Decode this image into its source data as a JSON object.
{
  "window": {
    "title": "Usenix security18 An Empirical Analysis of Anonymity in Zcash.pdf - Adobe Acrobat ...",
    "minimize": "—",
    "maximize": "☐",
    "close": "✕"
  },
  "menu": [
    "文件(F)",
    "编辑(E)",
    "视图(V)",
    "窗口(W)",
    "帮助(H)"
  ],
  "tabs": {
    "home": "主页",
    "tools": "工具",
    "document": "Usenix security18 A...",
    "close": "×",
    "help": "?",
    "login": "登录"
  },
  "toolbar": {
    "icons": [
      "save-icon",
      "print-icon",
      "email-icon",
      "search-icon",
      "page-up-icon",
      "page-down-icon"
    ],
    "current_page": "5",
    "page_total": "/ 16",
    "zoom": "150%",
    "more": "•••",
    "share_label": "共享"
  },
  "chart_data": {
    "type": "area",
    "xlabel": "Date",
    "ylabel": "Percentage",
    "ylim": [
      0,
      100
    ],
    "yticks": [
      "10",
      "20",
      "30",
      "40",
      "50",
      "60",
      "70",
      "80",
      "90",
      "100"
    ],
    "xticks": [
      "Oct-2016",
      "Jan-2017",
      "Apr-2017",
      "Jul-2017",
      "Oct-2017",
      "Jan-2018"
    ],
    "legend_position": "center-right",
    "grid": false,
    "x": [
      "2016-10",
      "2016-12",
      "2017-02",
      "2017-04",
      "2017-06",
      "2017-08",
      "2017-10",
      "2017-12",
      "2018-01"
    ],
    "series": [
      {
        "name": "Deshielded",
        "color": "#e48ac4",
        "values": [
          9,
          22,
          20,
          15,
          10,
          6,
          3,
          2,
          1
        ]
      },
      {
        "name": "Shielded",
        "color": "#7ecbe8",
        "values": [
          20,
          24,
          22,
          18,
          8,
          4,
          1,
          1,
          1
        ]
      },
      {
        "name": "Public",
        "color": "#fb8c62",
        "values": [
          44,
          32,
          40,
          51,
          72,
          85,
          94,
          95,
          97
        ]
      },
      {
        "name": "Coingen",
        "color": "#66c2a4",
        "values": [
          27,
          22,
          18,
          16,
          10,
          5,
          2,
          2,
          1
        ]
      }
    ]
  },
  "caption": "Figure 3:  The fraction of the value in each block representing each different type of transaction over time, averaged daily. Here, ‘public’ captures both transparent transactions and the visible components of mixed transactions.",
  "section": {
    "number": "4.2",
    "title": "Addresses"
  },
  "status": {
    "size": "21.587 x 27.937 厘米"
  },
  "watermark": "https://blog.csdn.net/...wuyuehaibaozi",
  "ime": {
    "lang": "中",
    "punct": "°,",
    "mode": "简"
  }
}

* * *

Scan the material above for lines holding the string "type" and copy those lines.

    "type": "area",
  "caption": "Figure 3:  The fraction of the value in each block representing each different type of transaction over time, averaged daily. Here, ‘public’ captures both transparent transactions and the visible components of mixed transactions.",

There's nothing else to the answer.